WORK TO COMPLETE: Pull out every line from the listing that has the word "JSON".
● ● ●
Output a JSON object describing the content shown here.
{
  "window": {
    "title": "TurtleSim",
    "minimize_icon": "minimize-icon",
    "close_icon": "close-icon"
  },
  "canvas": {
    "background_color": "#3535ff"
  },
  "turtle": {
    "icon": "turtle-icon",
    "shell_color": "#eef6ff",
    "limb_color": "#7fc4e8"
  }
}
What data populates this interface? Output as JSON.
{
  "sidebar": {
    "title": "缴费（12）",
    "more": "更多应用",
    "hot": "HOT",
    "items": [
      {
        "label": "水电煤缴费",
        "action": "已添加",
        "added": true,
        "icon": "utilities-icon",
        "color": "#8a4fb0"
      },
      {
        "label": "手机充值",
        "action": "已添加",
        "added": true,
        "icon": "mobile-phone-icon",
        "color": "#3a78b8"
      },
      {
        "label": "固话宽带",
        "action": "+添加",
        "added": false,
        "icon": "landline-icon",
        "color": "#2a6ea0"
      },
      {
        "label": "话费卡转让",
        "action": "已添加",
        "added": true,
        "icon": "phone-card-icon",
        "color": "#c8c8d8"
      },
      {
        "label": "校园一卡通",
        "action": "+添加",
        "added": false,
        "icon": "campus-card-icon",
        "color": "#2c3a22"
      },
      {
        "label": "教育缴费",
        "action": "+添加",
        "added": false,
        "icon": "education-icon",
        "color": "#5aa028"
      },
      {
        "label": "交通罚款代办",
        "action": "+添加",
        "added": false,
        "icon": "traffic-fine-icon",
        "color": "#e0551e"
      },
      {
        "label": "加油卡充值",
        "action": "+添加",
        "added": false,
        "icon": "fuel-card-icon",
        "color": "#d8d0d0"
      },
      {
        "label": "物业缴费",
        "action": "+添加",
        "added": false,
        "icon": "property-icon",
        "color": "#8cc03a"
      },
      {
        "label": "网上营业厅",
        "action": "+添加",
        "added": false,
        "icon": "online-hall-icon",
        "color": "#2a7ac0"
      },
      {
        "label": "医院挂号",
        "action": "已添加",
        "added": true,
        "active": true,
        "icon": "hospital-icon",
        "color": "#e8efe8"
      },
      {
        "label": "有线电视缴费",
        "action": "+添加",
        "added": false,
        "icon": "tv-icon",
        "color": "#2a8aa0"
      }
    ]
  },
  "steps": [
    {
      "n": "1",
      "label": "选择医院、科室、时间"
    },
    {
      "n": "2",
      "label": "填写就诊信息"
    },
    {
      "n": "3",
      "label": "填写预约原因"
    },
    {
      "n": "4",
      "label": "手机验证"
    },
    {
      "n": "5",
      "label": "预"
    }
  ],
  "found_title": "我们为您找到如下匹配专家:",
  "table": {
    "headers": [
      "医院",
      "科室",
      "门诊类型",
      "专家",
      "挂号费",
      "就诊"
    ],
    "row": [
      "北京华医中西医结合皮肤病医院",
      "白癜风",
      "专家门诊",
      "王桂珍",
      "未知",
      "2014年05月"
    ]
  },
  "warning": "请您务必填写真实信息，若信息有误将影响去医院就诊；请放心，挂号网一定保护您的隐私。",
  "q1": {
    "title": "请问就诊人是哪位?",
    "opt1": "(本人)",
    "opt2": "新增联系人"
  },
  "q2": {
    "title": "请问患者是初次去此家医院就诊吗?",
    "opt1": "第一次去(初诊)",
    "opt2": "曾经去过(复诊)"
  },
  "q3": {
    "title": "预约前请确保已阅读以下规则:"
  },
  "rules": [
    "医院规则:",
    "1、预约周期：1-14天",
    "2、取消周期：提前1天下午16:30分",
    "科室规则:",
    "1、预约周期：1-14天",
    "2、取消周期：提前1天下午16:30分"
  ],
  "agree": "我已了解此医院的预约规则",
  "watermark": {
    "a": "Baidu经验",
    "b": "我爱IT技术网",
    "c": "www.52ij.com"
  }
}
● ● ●
EXERCISE OUTPUT:
Output a JSON object describing the content shown here.
What data populates this interface? Output as JSON.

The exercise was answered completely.